ACTIVITY –
Although the entries contain pictures, only their words should be duplicated exactly.

STUDY MATERIAL –
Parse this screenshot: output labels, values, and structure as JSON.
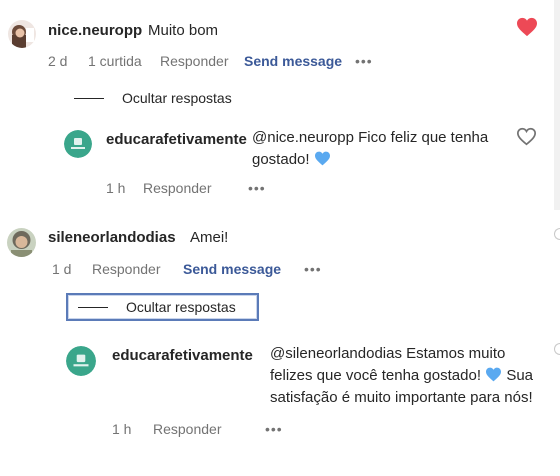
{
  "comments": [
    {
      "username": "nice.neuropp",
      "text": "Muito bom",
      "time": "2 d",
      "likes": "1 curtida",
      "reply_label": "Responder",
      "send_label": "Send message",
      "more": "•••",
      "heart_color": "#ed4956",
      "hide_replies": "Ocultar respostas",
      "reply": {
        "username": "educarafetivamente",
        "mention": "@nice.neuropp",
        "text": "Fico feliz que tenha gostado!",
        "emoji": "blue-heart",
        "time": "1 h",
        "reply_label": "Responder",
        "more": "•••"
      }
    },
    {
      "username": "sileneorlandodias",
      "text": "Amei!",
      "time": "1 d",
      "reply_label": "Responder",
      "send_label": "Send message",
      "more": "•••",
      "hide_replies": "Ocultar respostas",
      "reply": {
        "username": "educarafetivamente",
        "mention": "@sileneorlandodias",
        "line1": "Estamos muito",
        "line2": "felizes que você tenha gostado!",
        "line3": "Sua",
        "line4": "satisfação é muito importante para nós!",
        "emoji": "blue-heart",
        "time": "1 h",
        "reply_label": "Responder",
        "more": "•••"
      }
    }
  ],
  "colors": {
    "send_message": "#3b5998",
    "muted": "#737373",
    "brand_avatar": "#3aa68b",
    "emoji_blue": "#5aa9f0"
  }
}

YOUR SOLUTION –
Parse this screenshot: output labels, values, and structure as JSON.
{
  "comments": [
    {
      "username": "nice.neuropp",
      "text": "Muito bom",
      "time": "2 d",
      "likes": "1 curtida",
      "reply_label": "Responder",
      "send_label": "Send message",
      "more": "•••",
      "heart_color": "#ed4956",
      "hide_replies": "Ocultar respostas",
      "reply": {
        "username": "educarafetivamente",
        "mention": "@nice.neuropp",
        "text": "Fico feliz que tenha gostado!",
        "emoji": "blue-heart",
        "time": "1 h",
        "reply_label": "Responder",
        "more": "•••"
      }
    },
    {
      "username": "sileneorlandodias",
      "text": "Amei!",
      "time": "1 d",
      "reply_label": "Responder",
      "send_label": "Send message",
      "more": "•••",
      "hide_replies": "Ocultar respostas",
      "reply": {
        "username": "educarafetivamente",
        "mention": "@sileneorlandodias",
        "line1": "Estamos muito",
        "line2": "felizes que você tenha gostado!",
        "line3": "Sua",
        "line4": "satisfação é muito importante para nós!",
        "emoji": "blue-heart",
        "time": "1 h",
        "reply_label": "Responder",
        "more": "•••"
      }
    }
  ],
  "colors": {
    "send_message": "#3b5998",
    "muted": "#737373",
    "brand_avatar": "#3aa68b",
    "emoji_blue": "#5aa9f0"
  }
}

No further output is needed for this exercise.